Palm Says Lead in Europe Increases

Palm, Inc. , which once owned an overwhelming market share for its handhelds throughout the world but has been losing ground in the last two years, insisted Thursday that its position in Europe actually is improving.

The company is still the leading handheld brand worldwide despite significant slippage of its market share, particularly in the last year. However, the company cited a study by European market research firm GfK Group that claims Palm-branded handhelds increased their share of the European handheld market in December and January.

Specifically, the study gave Palm-branded handhelds a 42.5 percent market share, which was thirty points higher than its nearest competitor. That represents a market share increase of 4.4 percent compared to the previous two months, Palm claimed.

"For the last six months, the GfK results have shown our European market position steadily growing, an indication of the increasing popularity of Palm handhelds throughout Europe," said Laurence Clavere, Palm's senior director of marketing in Europe.

The findings are consistent with a host of other market share studies that show that Palm still maintains a worldwide lead even though it has lost significant market share. For example, a study released in February by Gartner Dataquest found that Palm holds a 38.6 percent worldwide market share in 2001, far exceeding its nearest competitor Handspring, which had a 12.6 percent market share.
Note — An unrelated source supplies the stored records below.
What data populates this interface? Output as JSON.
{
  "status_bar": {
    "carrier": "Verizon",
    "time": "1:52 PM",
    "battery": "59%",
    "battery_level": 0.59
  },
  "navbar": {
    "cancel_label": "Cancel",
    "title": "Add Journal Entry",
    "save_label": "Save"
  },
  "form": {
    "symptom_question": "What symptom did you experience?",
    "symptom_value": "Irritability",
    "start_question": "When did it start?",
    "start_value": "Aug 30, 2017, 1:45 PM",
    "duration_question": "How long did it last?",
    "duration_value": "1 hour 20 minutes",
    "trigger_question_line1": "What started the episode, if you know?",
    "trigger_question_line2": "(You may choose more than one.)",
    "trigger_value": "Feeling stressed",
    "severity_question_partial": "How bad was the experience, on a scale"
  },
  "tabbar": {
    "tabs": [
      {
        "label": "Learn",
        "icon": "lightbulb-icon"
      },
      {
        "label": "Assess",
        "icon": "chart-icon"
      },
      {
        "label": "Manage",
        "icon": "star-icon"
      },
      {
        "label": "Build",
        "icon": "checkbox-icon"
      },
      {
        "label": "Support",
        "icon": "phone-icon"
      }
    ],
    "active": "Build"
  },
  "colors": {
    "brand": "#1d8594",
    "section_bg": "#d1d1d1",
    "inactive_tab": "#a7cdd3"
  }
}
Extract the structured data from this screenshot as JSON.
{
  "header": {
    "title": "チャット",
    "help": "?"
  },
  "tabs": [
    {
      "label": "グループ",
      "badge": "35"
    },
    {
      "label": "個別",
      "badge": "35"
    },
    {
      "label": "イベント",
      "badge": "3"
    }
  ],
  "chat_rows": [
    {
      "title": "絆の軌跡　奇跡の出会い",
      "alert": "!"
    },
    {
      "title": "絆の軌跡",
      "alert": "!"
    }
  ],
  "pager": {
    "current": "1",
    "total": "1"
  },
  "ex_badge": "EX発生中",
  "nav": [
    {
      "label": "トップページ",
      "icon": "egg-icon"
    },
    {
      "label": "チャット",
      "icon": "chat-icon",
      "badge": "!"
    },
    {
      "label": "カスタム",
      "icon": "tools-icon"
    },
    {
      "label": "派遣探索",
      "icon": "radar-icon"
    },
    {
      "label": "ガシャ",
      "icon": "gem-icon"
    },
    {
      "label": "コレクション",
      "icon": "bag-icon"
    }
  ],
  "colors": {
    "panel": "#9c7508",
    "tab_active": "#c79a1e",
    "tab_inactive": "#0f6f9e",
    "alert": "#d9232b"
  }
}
Part of Palm's declining market share is due to competition that it created. Handspring devices, for instance, are based on the Palm OS and have taken significant market share points from Palm. However, some of the recent competition is less welcome by the Santa Clara, California-based company. Specifically, handhelds based on Microsoft's Pocket PC platform continue to slowly gain market share, with Compaq's iPAQ approaching 10 percent worldwide, according to most studies.

Two years ago, before the emergence of Pocket PC and Handspring , Palm had a worldwide market share of more than 80 percent. In addition, it had a particularly dismal 2001 as handheld sales flattened and it executed poorly, flooding the channel with products that were slow to sell.